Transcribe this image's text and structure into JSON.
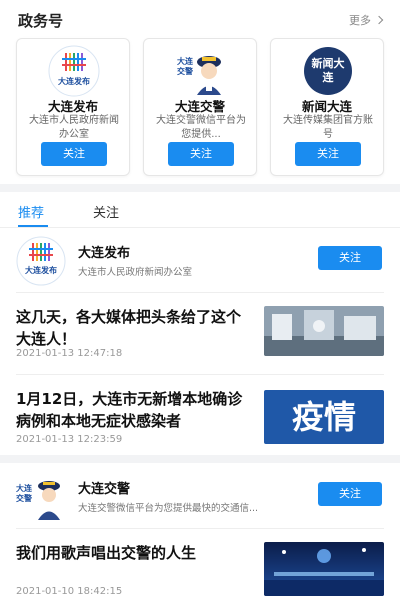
{
  "gov": {
    "title": "政务号",
    "more": "更多",
    "cards": [
      {
        "name": "大连发布",
        "desc": "大连市人民政府新闻办公室",
        "follow": "关注",
        "logo_text": "大连发布"
      },
      {
        "name": "大连交警",
        "desc": "大连交警微信平台为您提供...",
        "follow": "关注",
        "logo_text": "大连交警"
      },
      {
        "name": "新闻大连",
        "desc": "大连传媒集团官方账号",
        "follow": "关注",
        "logo_text": "新闻大连"
      }
    ]
  },
  "tabs": {
    "recommend": "推荐",
    "follow": "关注"
  },
  "feed": {
    "account1": {
      "name": "大连发布",
      "desc": "大连市人民政府新闻办公室",
      "follow": "关注",
      "logo_text": "大连发布"
    },
    "news1": {
      "title": "这几天，各大媒体把头条给了这个大连人！",
      "time": "2021-01-13 12:47:18"
    },
    "news2": {
      "title": "1月12日，大连市无新增本地确诊病例和本地无症状感染者",
      "time": "2021-01-13 12:23:59",
      "thumb_text": "疫情"
    },
    "account2": {
      "name": "大连交警",
      "desc": "大连交警微信平台为您提供最快的交通信...",
      "follow": "关注",
      "logo_text": "大连交警"
    },
    "news3": {
      "title": "我们用歌声唱出交警的人生",
      "time": "2021-01-10 18:42:15"
    }
  },
  "colors": {
    "accent": "#1a8cf0",
    "band": "#f2f3f5"
  }
}
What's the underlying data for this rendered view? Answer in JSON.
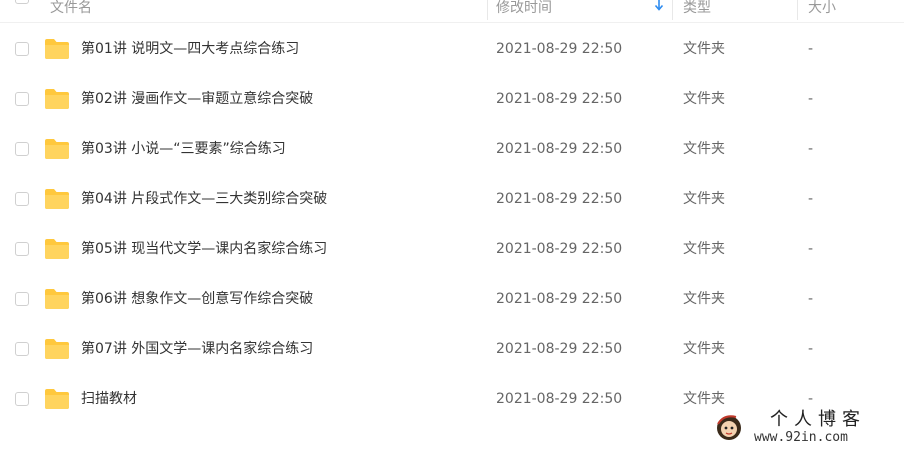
{
  "header": {
    "name_label": "文件名",
    "time_label": "修改时间",
    "type_label": "类型",
    "size_label": "大小"
  },
  "files": [
    {
      "name": "第01讲 说明文—四大考点综合练习",
      "time": "2021-08-29 22:50",
      "type": "文件夹",
      "size": "-"
    },
    {
      "name": "第02讲 漫画作文—审题立意综合突破",
      "time": "2021-08-29 22:50",
      "type": "文件夹",
      "size": "-"
    },
    {
      "name": "第03讲 小说—“三要素”综合练习",
      "time": "2021-08-29 22:50",
      "type": "文件夹",
      "size": "-"
    },
    {
      "name": "第04讲 片段式作文—三大类别综合突破",
      "time": "2021-08-29 22:50",
      "type": "文件夹",
      "size": "-"
    },
    {
      "name": "第05讲 现当代文学—课内名家综合练习",
      "time": "2021-08-29 22:50",
      "type": "文件夹",
      "size": "-"
    },
    {
      "name": "第06讲 想象作文—创意写作综合突破",
      "time": "2021-08-29 22:50",
      "type": "文件夹",
      "size": "-"
    },
    {
      "name": "第07讲 外国文学—课内名家综合练习",
      "time": "2021-08-29 22:50",
      "type": "文件夹",
      "size": "-"
    },
    {
      "name": "扫描教材",
      "time": "2021-08-29 22:50",
      "type": "文件夹",
      "size": "-"
    }
  ],
  "watermark": {
    "title": "个人博客",
    "url": "www.92in.com"
  },
  "colors": {
    "folder": "#ffc83d",
    "accent": "#2e8cf0"
  }
}
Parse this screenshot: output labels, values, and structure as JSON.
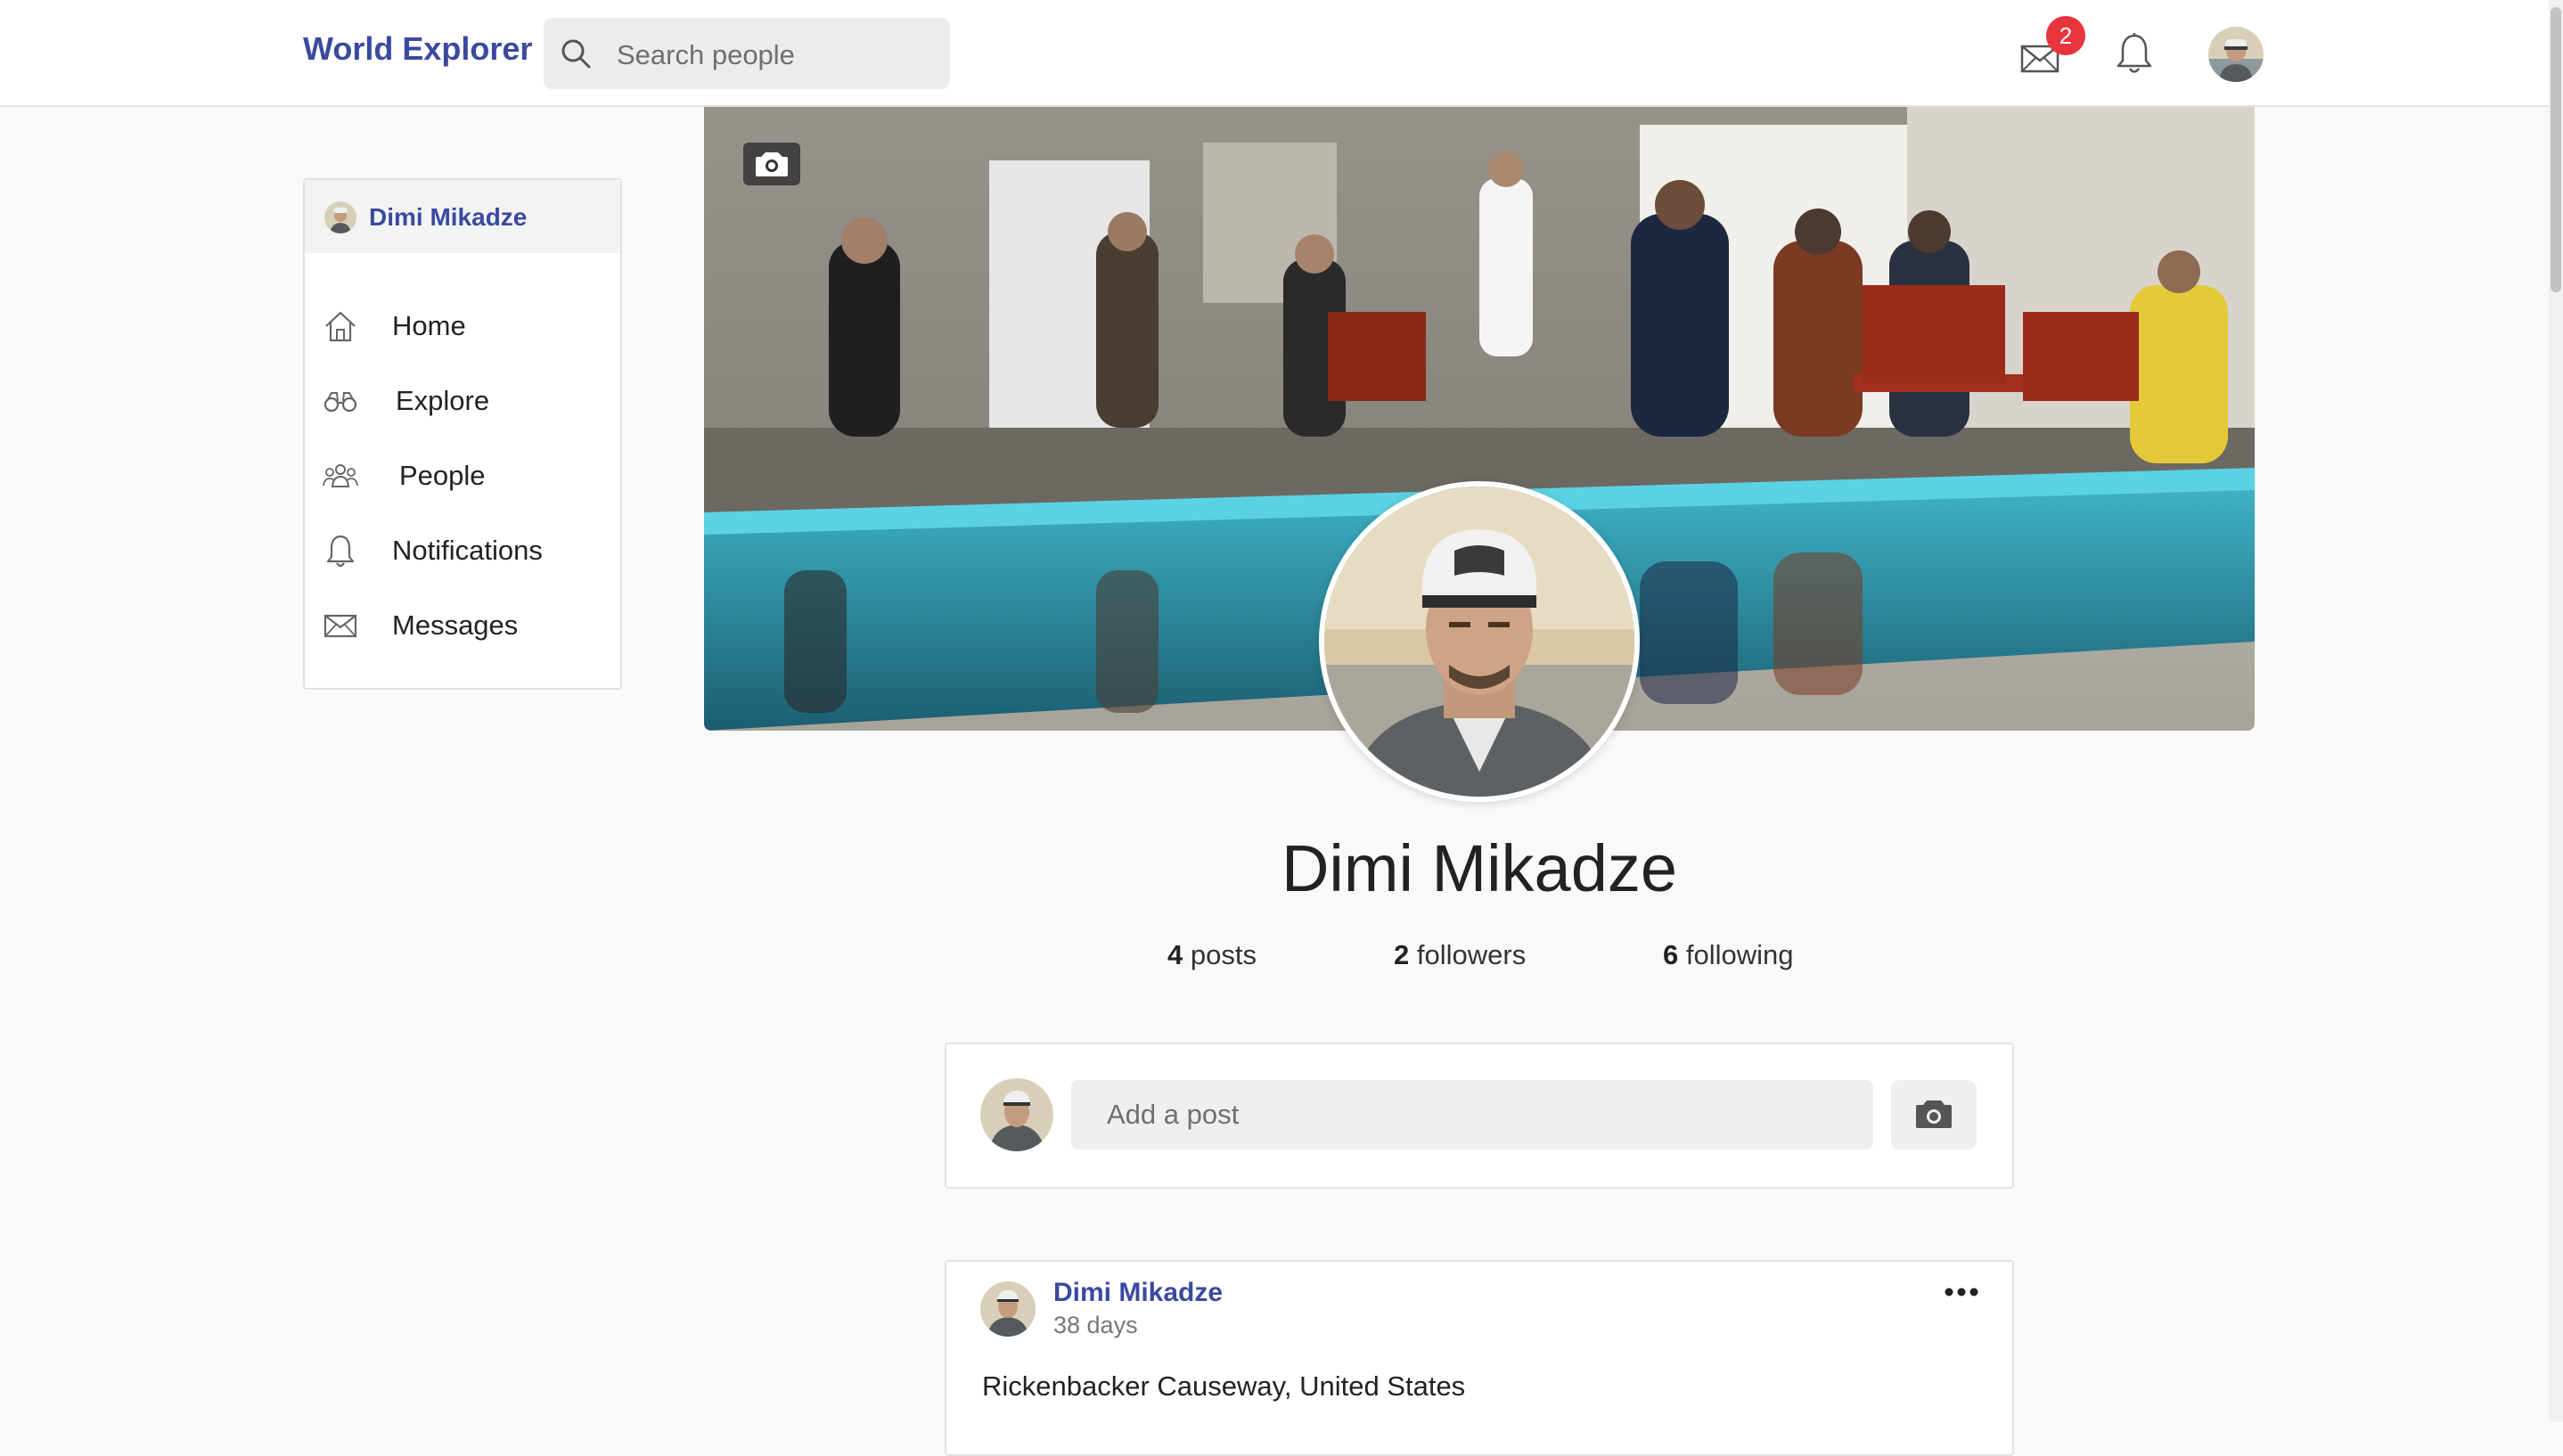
{
  "header": {
    "brand": "World Explorer",
    "search": {
      "placeholder": "Search people"
    },
    "messages_badge": "2"
  },
  "sidebar": {
    "user_name": "Dimi Mikadze",
    "items": [
      {
        "label": "Home",
        "icon": "home-icon"
      },
      {
        "label": "Explore",
        "icon": "binoculars-icon"
      },
      {
        "label": "People",
        "icon": "people-icon"
      },
      {
        "label": "Notifications",
        "icon": "bell-icon"
      },
      {
        "label": "Messages",
        "icon": "envelope-icon"
      }
    ]
  },
  "profile": {
    "name": "Dimi Mikadze",
    "stats": {
      "posts_count": "4",
      "posts_label": "posts",
      "followers_count": "2",
      "followers_label": "followers",
      "following_count": "6",
      "following_label": "following"
    }
  },
  "composer": {
    "placeholder": "Add a post"
  },
  "posts": [
    {
      "author": "Dimi Mikadze",
      "time": "38 days",
      "text": "Rickenbacker Causeway, United States"
    }
  ],
  "colors": {
    "accent": "#3a4aa0",
    "badge": "#e8343c",
    "background": "#f9f9fb"
  }
}
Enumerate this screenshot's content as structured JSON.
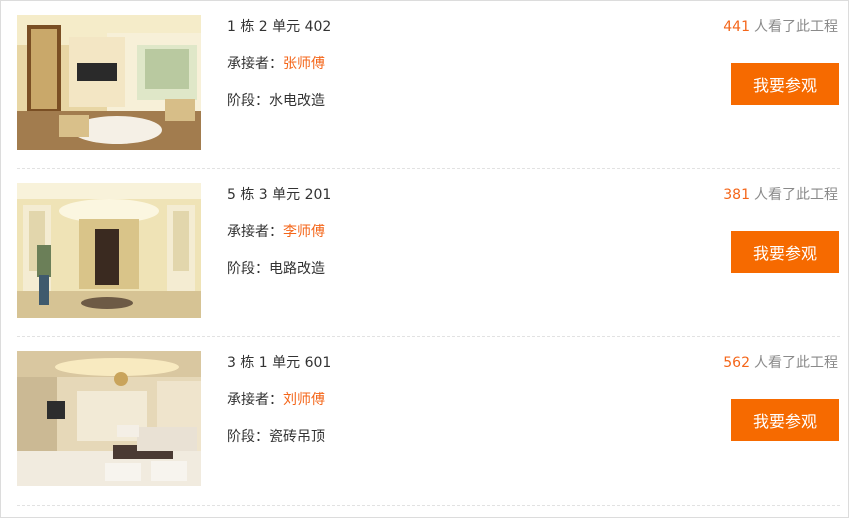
{
  "projects": [
    {
      "unit": "1 栋 2 单元 402",
      "contractor_label": "承接者：",
      "contractor_name": "张师傅",
      "stage_label": "阶段：",
      "stage": "水电改造",
      "view_count": "441",
      "view_suffix": "人看了此工程",
      "button_label": "我要参观"
    },
    {
      "unit": "5 栋 3 单元 201",
      "contractor_label": "承接者：",
      "contractor_name": "李师傅",
      "stage_label": "阶段：",
      "stage": "电路改造",
      "view_count": "381",
      "view_suffix": "人看了此工程",
      "button_label": "我要参观"
    },
    {
      "unit": "3 栋 1 单元 601",
      "contractor_label": "承接者：",
      "contractor_name": "刘师傅",
      "stage_label": "阶段：",
      "stage": "瓷砖吊顶",
      "view_count": "562",
      "view_suffix": "人看了此工程",
      "button_label": "我要参观"
    }
  ],
  "colors": {
    "accent": "#f4661a",
    "button": "#f66a00",
    "muted": "#8a8a8a"
  }
}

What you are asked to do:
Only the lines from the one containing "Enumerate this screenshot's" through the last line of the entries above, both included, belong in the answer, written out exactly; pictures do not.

Expected answer:
Enumerate this screenshot's content as structured JSON.
{
  "projects": [
    {
      "unit": "1 栋 2 单元 402",
      "contractor_label": "承接者：",
      "contractor_name": "张师傅",
      "stage_label": "阶段：",
      "stage": "水电改造",
      "view_count": "441",
      "view_suffix": "人看了此工程",
      "button_label": "我要参观"
    },
    {
      "unit": "5 栋 3 单元 201",
      "contractor_label": "承接者：",
      "contractor_name": "李师傅",
      "stage_label": "阶段：",
      "stage": "电路改造",
      "view_count": "381",
      "view_suffix": "人看了此工程",
      "button_label": "我要参观"
    },
    {
      "unit": "3 栋 1 单元 601",
      "contractor_label": "承接者：",
      "contractor_name": "刘师傅",
      "stage_label": "阶段：",
      "stage": "瓷砖吊顶",
      "view_count": "562",
      "view_suffix": "人看了此工程",
      "button_label": "我要参观"
    }
  ],
  "colors": {
    "accent": "#f4661a",
    "button": "#f66a00",
    "muted": "#8a8a8a"
  }
}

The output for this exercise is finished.